### REQUIREMENT
Scan the data below and work out how many of its lines contain the word "Алексей". Give only that number.

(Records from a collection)
###

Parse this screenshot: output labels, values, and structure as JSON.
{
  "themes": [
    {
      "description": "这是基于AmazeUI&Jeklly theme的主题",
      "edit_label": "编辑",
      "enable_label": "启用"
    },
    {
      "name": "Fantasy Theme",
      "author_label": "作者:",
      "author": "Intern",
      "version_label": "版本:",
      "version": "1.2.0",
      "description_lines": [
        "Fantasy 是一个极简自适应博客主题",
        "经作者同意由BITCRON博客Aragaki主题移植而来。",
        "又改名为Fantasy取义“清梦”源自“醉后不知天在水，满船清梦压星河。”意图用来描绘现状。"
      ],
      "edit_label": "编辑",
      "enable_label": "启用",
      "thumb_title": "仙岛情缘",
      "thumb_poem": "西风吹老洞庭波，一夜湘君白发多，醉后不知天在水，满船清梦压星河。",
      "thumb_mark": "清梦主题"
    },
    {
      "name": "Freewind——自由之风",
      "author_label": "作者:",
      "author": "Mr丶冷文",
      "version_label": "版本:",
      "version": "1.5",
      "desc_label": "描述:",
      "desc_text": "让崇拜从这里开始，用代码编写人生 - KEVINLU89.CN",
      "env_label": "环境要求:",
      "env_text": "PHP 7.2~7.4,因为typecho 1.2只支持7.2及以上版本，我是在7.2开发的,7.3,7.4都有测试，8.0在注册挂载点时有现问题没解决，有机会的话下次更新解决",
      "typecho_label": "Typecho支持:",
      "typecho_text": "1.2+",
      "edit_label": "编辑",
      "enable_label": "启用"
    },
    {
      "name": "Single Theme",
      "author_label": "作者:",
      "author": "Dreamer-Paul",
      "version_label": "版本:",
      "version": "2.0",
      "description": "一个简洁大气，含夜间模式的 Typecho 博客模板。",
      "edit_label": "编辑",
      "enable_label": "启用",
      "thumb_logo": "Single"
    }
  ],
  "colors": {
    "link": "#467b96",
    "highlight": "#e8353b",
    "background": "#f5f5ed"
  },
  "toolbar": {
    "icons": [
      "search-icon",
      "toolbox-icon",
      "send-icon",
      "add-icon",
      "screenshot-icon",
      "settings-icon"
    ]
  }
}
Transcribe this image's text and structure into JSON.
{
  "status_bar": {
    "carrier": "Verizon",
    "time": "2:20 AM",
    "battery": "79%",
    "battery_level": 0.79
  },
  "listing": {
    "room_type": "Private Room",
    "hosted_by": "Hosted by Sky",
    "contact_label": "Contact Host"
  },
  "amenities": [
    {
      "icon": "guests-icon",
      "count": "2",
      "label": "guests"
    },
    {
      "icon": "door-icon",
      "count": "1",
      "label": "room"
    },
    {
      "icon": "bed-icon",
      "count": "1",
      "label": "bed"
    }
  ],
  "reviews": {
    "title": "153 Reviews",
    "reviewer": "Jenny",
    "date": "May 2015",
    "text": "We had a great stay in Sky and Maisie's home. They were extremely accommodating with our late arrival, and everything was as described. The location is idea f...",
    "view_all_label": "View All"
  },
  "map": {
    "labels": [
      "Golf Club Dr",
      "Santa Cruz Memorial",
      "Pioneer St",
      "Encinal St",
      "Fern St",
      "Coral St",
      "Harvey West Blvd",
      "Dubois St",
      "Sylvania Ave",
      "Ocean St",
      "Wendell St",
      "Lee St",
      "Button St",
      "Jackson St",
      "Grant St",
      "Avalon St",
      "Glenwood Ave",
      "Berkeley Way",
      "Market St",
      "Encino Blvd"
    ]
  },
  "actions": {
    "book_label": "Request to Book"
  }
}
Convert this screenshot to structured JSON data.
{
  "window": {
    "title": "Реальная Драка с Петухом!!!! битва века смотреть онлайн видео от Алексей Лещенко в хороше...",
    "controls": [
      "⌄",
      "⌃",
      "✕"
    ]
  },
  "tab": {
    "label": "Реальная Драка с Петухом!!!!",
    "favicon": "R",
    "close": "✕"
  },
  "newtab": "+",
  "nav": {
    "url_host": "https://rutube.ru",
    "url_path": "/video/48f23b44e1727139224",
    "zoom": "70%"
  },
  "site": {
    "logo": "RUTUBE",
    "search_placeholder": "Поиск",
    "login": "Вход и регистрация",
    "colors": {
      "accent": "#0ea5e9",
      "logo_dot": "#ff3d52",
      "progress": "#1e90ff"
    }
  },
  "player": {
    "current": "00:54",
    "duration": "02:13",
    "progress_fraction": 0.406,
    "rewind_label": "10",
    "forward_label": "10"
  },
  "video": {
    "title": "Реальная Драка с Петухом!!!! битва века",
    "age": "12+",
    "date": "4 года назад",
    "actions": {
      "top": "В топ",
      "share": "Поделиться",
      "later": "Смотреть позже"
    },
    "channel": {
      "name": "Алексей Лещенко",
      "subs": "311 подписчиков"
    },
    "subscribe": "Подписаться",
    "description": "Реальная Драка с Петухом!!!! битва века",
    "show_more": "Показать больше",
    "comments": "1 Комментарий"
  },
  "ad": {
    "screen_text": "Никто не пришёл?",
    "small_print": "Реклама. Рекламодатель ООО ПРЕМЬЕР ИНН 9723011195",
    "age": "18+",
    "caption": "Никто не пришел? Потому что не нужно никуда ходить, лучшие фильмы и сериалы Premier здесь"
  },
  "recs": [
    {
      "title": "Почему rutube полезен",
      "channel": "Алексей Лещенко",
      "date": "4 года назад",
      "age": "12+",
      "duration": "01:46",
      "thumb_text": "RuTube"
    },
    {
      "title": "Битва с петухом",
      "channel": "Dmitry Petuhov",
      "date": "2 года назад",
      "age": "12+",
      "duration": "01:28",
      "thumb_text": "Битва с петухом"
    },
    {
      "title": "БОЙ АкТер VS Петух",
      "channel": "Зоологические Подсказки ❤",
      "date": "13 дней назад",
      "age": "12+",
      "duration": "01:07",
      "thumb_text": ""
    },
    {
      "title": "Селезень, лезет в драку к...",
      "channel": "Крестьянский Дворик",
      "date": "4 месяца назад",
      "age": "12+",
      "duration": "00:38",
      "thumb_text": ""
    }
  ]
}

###

### RESULT OF THIS EXERCISE
3